    • Subscriber policies are modeled across service lines – not limited by silo or application network
    • Subscriber policy execution includes mix of subscriber entitlements, network and device
    • Subscriber models are enriched based on analyzed data collected
  • 11. Partner and Access Control Layer
    • Authentication
    • Security
    • Consumer and service provider data protection
    • Partner-based Policies for
      • Access and Use
      • SLA
      • Settlement, Reporting
    • Defined & published APIs
    • Partner Management interfaces
      • Automated on-boarding
  • 12.
    • Subscriber information solution needed to:
      • Collect
      • Correlate
      • Analyze
      • Format
    • Utilized for advertisement decision process
    The Value of Subscriber Data Cable’s Tru2Way provides a new, standards-based opportunity to retrieve viewing history and interactions through IPDR interface to STBs Currently, key “untapped” information is subscriber viewing and usage habits
  • 13. New Targeted Advertising Opportunities
    • CSPs now have access to many new mechanisms to target advertising:
      • Dynamic add insertion, to target ads in linear programs to a geographical zone,
      • Use STB to switch in ads from a range of simulcast ads, or from ads downloaded to STB DVR
      • Video on Demand – pre & post roll ads, Pause ads
      • Interactive Ads On screen displays (EPG, overlay graphics, etc)
  • 14. Subscriber Information System (SIS) : Role
    • SIS answers queries concerning its associated subscriber information database(s)
    • SIS issues notification messages when subscriber database changes are detected.
    • SIS queries employ the notion of an "Audience Qualifier" (AQ). An audience qualifier is a simple name/value pair (eg. Age/18-25).
    • A SIS provides subscriber metadata query and notification services to service consumers. SIS “rolls up” information from multiple data sources in a unified format

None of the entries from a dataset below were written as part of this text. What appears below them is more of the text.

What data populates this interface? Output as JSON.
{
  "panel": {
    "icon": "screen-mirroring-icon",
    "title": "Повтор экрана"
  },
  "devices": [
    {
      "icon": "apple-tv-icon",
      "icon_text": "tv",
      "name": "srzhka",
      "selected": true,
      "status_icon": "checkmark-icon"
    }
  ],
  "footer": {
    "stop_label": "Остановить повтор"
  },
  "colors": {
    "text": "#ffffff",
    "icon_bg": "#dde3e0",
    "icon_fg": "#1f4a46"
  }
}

    Demographic Data Viewing History Data Subscriber Information Service (SIS) SMS Data Demographic Data Viewing History Data SIS Client SIS Client SIS Client Viewing History Data Other Subscriber Data SIS Interface

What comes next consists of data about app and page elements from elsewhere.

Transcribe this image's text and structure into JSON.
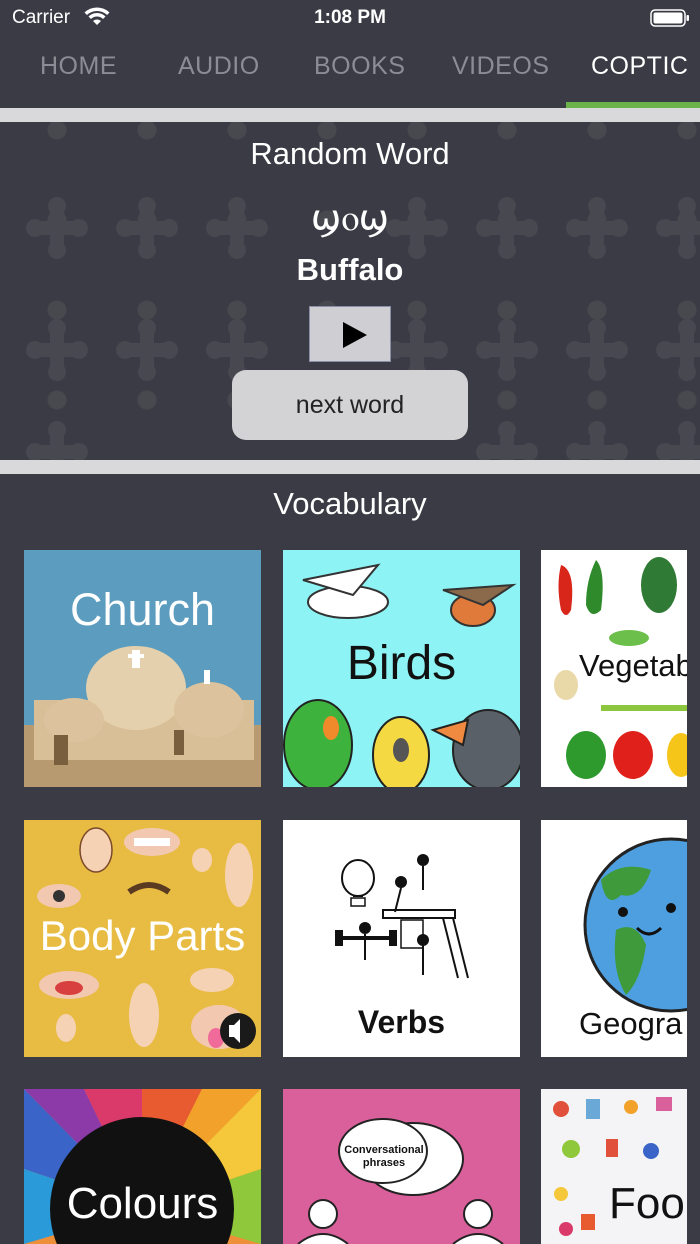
{
  "status": {
    "carrier": "Carrier",
    "time": "1:08 PM"
  },
  "tabs": [
    {
      "label": "HOME"
    },
    {
      "label": "AUDIO"
    },
    {
      "label": "BOOKS"
    },
    {
      "label": "VIDEOS"
    },
    {
      "label": "COPTIC",
      "active": true
    }
  ],
  "random_word": {
    "title": "Random Word",
    "coptic": "ϣⲟϣ",
    "english": "Buffalo",
    "next_label": "next word"
  },
  "vocabulary": {
    "title": "Vocabulary",
    "tiles": [
      {
        "label": "Church"
      },
      {
        "label": "Birds"
      },
      {
        "label": "Vegetab"
      },
      {
        "label": "Body Parts"
      },
      {
        "label": "Verbs"
      },
      {
        "label": "Geogra"
      },
      {
        "label": "Colours"
      },
      {
        "label": "Conversational phrases"
      },
      {
        "label": "Foo"
      }
    ]
  },
  "colors": {
    "background": "#3b3b45",
    "accent": "#6bb24a",
    "inactive_tab": "#8c8c94"
  }
}
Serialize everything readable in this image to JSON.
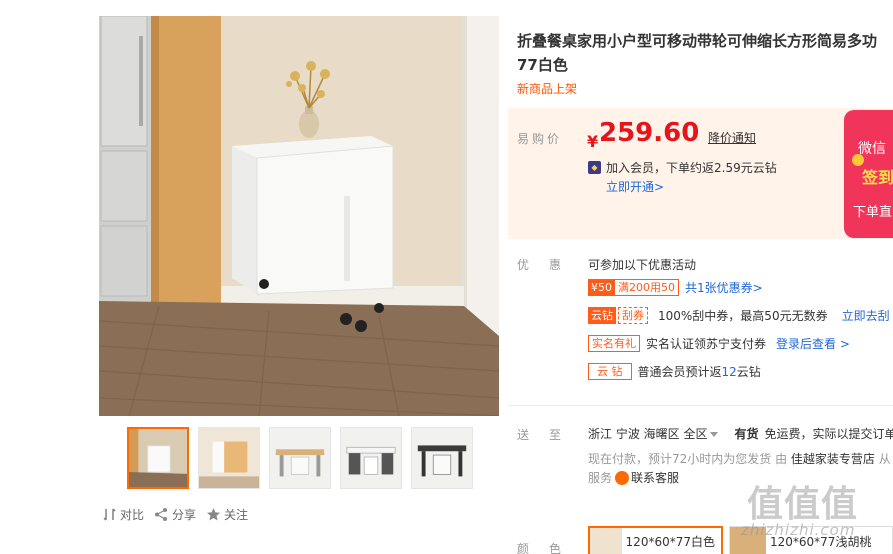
{
  "product": {
    "title": "折叠餐桌家用小户型可移动带轮可伸缩长方形简易多功",
    "title_line2": "77白色",
    "subtitle": "新商品上架"
  },
  "price": {
    "label": "易购价",
    "currency": "¥",
    "value": "259.60",
    "notice": "降价通知",
    "member_text": "加入会员，下单约返2.59元云钻",
    "member_link": "立即开通>",
    "promo_card": {
      "line1": "微信",
      "line2": "签到",
      "line3": "下单直"
    }
  },
  "promotions": {
    "label": "优惠",
    "head": "可参加以下优惠活动",
    "coupon_amount": "¥50",
    "coupon_cond": "满200用50",
    "coupon_link": "共1张优惠券>",
    "yunzuan_tag": "云钻",
    "guaquan_tag": "刮券",
    "guaquan_text": "100%刮中券，最高50元无数券",
    "guaquan_link": "立即去刮",
    "realname_tag": "实名有礼",
    "realname_text": "实名认证领苏宁支付券",
    "realname_link": "登录后查看 >",
    "yunzuan2_tag": "云 钻",
    "yunzuan2_text_a": "普通会员预计返",
    "yunzuan2_num": "12",
    "yunzuan2_text_b": "云钻"
  },
  "delivery": {
    "label": "送至",
    "area": "浙江 宁波 海曙区 全区",
    "stock": "有货",
    "freight": "免运费，实际以提交订单",
    "sub_text": "现在付款，预计72小时内为您发货   由",
    "store": "佳越家装专营店",
    "store_tail": "从",
    "service_label": "服务",
    "service_link": "联系客服"
  },
  "colors": {
    "label": "颜色",
    "options": [
      "120*60*77白色",
      "120*60*77浅胡桃"
    ]
  },
  "actions": {
    "compare": "对比",
    "share": "分享",
    "follow": "关注"
  },
  "watermark": {
    "glyphs": "值值值",
    "url": "zhizhizhi.com"
  }
}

  • 15. SCTE 130 - SIS System Interactions
  • 16. Advanced Advertising – Tru2Way & SCTE 130
  • 17. What about Standards?
    • What about IMS and SOA?
      • SOA likely architecture for exposure and communication
    • Neither Architecture Addresses:
      • Coordination of service/application configuration expressed across all the components
      • Integration of varied service models
      • Rapid integration of partners
    • What about Standards?
      • TMF Service Delivery Framework
      • OMA Service Environment (OSE)
      • IPSphere
  • 18. Potential Issues
    • Garnering a sizeable application development community
    • Operators capturing enough ‘customers’ from the development community
    • Overcoming the "integration tax“
    • Consumer concerns about their personal data
  • 19. Summary
    • Operators need to be able to :
      • Deliver the new, on-demand services
      • Change their value chain and further enable
    • Taking advantage of this model requires a new converged architecture – no more silos
    • The models and coordination of this architecture are the natural evolution of OSS :
      • “To the Edge”
  • 20. Thank You Preston Gilmer, VP of Product Mktg. Sigma Systems [email_address]